Access…Denied or Granted?


When it comes to media and the regulations that sit behind how we use the online space can often be blurred between our own perspectives of what is right and wrong and our need for privacy and general concern for copyright. The media regulations that are in play can be found in both public and private spaces from censorship to relationship and in-the-home rules.

Media regulation refers to the control or guidance of mass media by governments and other bodies. Following closely in the footsteps of TV regulation whereby censorship in many countries regarding social media access, can be denied when related to certain topics. Hence why many YouTube videos and other online content can only be viewed in certain countries or alternatively cannot be viewed in various countries. As made evident in countries such as, China, North Korea, Turkey and many more.

Media regulation can also come in the form of copyright, when it comes to downloading and streaming content. This topic has a very blurred foundation in regards to whether it is or is not acceptable to take content for free. Many will argue, that if the content is available on a free platform to stream or download, why would you not take advantage of the opportunity? However, others believe that downloading content is detrimental to the industries making the content.

But what are the actual implications of downloading? People continue to download as they don’t see the effect or the implications on themselves to stop.
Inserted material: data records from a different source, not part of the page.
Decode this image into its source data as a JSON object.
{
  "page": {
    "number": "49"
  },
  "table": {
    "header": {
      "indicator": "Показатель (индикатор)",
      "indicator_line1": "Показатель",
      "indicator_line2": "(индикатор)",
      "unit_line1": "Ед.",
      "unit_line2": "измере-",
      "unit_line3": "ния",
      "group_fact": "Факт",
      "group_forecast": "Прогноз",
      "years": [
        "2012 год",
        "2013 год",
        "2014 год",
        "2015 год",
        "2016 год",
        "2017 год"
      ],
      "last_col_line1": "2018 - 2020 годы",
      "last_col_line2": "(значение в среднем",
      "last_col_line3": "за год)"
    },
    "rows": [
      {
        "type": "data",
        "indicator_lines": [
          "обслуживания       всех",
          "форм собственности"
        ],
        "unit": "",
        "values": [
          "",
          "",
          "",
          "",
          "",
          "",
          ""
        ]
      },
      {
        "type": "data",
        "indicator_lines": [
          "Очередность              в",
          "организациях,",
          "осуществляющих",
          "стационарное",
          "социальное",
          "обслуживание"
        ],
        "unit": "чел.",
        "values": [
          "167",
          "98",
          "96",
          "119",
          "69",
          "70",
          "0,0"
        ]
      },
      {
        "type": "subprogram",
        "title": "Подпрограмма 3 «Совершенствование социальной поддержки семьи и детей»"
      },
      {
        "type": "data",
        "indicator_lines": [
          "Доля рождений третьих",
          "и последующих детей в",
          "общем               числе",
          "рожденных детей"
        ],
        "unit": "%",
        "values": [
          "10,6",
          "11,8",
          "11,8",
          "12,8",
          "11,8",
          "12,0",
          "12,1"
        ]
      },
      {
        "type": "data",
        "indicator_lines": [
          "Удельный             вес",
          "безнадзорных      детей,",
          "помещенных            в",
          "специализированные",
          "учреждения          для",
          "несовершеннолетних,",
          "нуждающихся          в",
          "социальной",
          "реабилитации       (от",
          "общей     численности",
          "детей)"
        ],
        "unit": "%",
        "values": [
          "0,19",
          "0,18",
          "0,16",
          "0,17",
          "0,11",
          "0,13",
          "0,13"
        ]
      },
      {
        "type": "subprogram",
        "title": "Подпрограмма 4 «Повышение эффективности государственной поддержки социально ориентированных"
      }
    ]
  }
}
The exception being with an 29 year old man from Rhode Island being fined for $675,000 for downloading and sharing 30 songs, however this seems to be the only case where actual implications for such an act has been pressed. Therefore how can you draw the line for what is wrong and present media regulations for downloading and streaming?

But let’s take a step back and more across to the private spaces of media regulation, regulation monitored in the home. Historically media regulation online through social media and generally on the Internet is usually linked with children, youth and those who can be potentially harmed, through sites and content they should be or shouldn’t be subjected to.

As a child I had parental control on the Internet along side a time limited that would monitor not only the content I was looking at but also how long I was spending online in general. This was to ensure my safety while online but also gave my parents peace of mind while I was on the Internet. However, to do this now through our devices on social media platforms that we have and interact with would be rather difficult unless permission has been given to access the platforms. Therefore tapping into the topic of privacy. In order to monitor the movement young children, youth and the potentially harmed make online through social media, means access to these platforms must be granted, whether that be by giving out passwords for those to peruse your page or allowing free access. However, where does the line stop in regards to how in depth someone can monitor your accounts and your movements made online?

Media regulation on any level, private or public is something that we must all be cautious of and take extra care with how we use our devices and how present ourselves online. But having someone control and monitor your every move on a platform that is designed for free thinking and voicing your opinion could be a breach of your privacy. However, how can the government and any other bodies use media regulation as an excuse to enter your private domaine?

Would you allow for someone to monitor your social media accounts? Do you believe downloading content is acceptable?

Comment below all of your thoughts and opinions.


Leave a Reply

Fill in your details below or click an icon to log in: Logo

You are commenting using your account. Log Out /  Change )

Google+ photo

You are commenting using your Google+ account. Log Out /  Change )

Twitter picture

You are commenting using your Twitter account. Log Out /  Change )

Facebook photo

You are commenting using your Facebook account. Log Out /  Change )


Connecting to %s